Recorded data
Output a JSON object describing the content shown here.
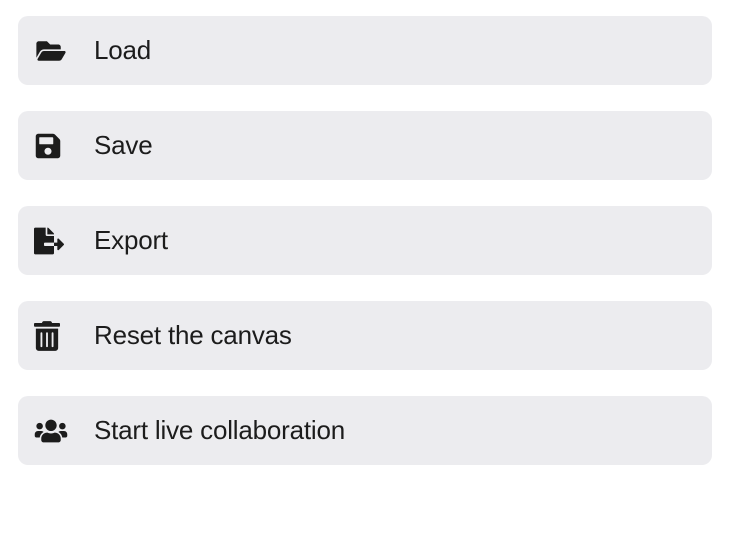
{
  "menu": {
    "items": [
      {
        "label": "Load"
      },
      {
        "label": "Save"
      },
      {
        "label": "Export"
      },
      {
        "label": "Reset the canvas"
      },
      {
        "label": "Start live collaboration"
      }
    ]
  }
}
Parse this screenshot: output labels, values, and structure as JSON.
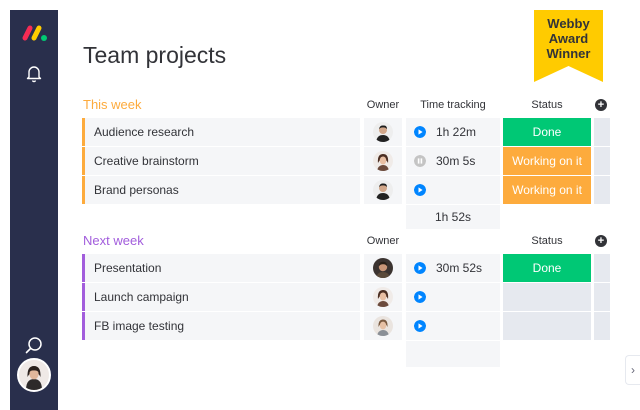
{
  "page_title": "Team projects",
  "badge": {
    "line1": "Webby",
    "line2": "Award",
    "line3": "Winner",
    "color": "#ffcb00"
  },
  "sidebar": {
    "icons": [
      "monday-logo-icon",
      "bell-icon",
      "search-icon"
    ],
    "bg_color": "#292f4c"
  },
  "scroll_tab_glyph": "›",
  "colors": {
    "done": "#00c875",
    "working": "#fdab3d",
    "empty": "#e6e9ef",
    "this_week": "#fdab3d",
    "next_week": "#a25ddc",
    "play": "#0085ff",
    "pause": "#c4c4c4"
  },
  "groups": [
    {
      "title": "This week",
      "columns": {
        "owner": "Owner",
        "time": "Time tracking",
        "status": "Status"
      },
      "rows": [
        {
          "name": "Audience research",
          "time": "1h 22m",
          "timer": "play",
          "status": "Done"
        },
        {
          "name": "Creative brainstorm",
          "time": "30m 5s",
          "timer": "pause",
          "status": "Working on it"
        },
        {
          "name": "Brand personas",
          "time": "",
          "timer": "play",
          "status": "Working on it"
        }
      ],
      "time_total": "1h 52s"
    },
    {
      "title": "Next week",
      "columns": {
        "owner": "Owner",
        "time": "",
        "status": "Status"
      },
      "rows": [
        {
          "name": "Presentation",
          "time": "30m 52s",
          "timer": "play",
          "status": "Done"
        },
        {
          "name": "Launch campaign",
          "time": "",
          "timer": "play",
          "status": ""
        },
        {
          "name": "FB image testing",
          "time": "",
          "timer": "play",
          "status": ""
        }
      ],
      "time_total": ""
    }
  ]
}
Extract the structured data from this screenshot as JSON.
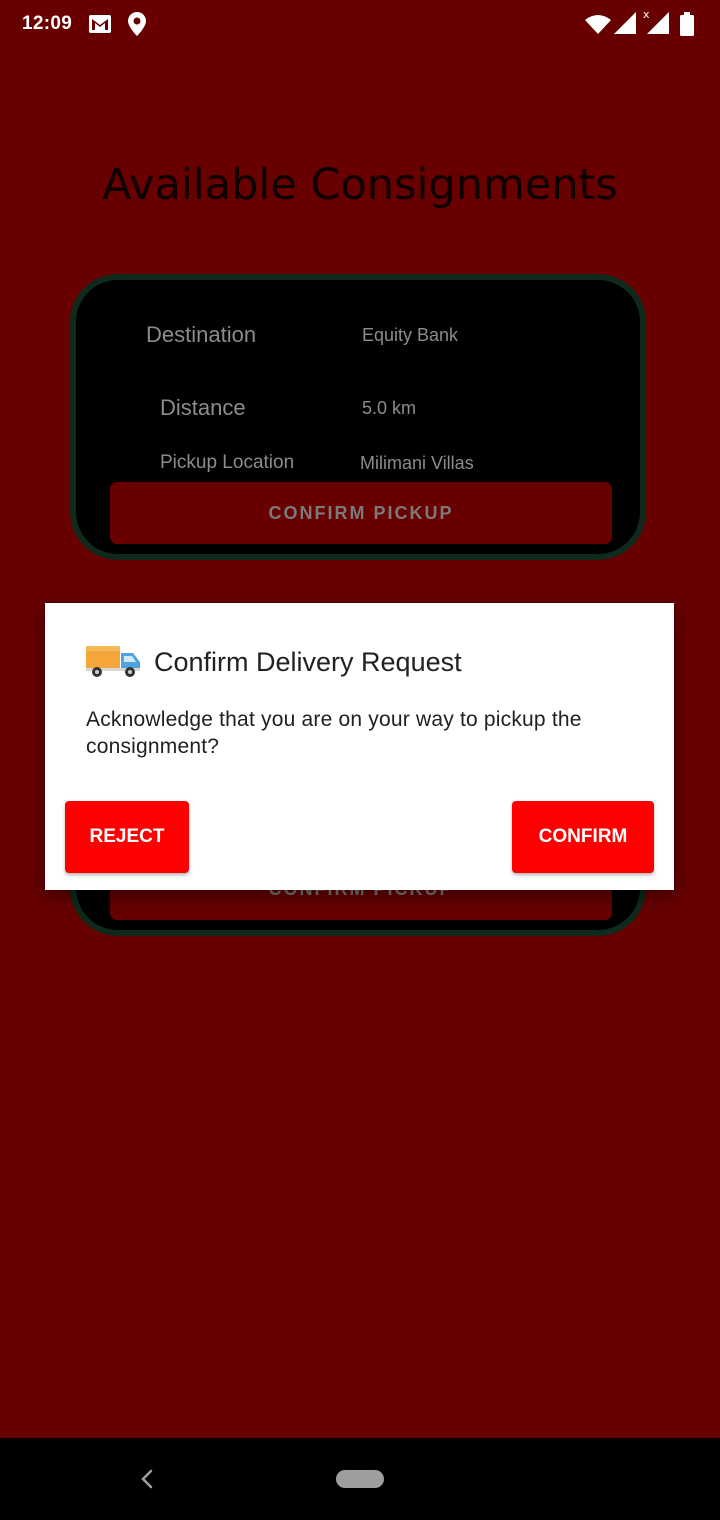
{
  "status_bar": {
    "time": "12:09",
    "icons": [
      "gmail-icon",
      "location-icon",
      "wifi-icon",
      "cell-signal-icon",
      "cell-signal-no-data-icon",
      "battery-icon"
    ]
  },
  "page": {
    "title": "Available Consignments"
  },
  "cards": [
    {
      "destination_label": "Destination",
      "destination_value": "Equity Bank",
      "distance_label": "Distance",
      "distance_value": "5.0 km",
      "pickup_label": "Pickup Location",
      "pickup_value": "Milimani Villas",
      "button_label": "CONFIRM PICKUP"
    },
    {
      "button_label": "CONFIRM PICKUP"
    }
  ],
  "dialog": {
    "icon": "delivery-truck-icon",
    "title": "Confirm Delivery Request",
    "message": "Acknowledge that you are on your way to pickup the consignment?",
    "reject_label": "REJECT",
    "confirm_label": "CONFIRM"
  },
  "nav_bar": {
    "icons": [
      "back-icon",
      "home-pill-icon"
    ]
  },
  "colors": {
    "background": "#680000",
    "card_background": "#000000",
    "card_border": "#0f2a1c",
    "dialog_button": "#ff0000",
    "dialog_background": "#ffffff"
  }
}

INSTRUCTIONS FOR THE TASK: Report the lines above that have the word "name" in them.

TASK RESPONSE:
          "name": "Audience research",
          "name": "Creative brainstorm",
          "name": "Brand personas",
          "name": "Presentation",
          "name": "Launch campaign",
          "name": "FB image testing",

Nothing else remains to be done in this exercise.